One line at a time, check the entries below for the word "this", and copy each line that has it.

────────────────────────────────────────

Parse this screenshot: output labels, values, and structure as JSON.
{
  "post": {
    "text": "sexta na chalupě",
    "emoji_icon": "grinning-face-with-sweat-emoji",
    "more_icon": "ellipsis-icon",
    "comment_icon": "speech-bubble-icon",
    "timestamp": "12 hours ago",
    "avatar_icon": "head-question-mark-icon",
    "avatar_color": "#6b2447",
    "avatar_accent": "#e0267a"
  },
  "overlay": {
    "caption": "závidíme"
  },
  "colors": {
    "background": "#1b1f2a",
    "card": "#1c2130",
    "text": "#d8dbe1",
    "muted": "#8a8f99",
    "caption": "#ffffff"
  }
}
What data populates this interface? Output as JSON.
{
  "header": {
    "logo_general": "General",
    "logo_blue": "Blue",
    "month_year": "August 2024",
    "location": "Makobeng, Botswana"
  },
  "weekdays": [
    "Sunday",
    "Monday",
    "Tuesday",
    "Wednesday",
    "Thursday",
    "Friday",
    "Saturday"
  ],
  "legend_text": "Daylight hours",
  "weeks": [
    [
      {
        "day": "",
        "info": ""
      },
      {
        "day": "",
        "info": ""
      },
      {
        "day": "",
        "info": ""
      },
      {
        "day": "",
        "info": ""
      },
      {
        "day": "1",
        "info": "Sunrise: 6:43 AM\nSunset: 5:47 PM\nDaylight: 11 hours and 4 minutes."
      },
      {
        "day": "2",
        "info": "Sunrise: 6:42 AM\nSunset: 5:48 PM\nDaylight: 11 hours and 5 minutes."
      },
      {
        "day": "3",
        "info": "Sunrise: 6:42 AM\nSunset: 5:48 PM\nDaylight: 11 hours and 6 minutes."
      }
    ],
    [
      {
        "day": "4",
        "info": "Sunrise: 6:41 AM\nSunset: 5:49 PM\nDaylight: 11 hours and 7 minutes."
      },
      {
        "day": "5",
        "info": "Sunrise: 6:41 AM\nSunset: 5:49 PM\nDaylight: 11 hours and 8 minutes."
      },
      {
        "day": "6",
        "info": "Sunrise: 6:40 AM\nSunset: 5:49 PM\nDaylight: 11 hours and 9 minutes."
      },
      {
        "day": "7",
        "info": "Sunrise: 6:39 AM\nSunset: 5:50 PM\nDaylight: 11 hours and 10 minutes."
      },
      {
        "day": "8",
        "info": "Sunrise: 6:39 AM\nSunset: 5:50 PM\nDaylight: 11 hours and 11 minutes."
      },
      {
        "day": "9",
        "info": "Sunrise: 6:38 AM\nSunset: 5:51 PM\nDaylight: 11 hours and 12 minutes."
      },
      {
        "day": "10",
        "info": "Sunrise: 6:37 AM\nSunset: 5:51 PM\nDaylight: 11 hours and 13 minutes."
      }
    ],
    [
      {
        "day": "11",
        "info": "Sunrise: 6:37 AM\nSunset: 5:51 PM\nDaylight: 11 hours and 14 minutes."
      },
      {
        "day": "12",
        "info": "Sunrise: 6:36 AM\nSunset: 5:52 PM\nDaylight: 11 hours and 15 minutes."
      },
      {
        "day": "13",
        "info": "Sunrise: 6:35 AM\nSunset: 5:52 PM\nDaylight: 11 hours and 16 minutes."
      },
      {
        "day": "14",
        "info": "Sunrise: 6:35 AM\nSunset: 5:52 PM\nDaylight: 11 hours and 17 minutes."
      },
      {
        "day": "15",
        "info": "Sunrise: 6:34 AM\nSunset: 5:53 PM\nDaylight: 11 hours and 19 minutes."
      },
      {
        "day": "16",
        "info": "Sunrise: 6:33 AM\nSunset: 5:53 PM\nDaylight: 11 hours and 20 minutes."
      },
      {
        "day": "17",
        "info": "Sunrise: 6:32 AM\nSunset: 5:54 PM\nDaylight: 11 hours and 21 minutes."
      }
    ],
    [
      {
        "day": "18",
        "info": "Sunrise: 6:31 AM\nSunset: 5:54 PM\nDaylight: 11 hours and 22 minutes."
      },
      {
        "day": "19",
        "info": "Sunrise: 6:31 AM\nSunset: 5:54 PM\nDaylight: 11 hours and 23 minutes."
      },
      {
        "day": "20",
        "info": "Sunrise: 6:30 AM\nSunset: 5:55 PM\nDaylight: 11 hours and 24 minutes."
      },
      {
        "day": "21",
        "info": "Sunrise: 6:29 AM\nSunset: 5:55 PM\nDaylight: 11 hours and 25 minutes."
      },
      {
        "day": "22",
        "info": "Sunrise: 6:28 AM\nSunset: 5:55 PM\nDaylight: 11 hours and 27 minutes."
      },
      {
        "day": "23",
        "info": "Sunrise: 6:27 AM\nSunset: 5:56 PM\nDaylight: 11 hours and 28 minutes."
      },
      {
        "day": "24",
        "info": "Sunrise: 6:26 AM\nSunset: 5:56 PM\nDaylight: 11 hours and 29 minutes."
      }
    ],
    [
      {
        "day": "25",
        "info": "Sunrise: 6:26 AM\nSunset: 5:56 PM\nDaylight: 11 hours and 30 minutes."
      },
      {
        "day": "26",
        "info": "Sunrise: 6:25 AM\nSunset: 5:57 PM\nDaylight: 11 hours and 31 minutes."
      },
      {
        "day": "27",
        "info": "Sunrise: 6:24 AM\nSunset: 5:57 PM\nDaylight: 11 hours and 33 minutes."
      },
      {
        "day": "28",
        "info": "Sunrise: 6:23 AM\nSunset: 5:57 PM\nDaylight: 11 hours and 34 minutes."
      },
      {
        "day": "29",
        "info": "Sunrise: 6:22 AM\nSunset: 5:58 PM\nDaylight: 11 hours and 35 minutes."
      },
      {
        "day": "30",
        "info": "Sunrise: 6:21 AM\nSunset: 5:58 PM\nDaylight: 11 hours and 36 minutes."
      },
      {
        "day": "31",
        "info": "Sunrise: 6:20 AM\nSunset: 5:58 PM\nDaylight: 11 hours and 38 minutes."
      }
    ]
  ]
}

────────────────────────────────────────

● **WRITTEN SOLUTION**:
Parse this screenshot: output labels, values, and structure as JSON.
What data populates this interface? Output as JSON.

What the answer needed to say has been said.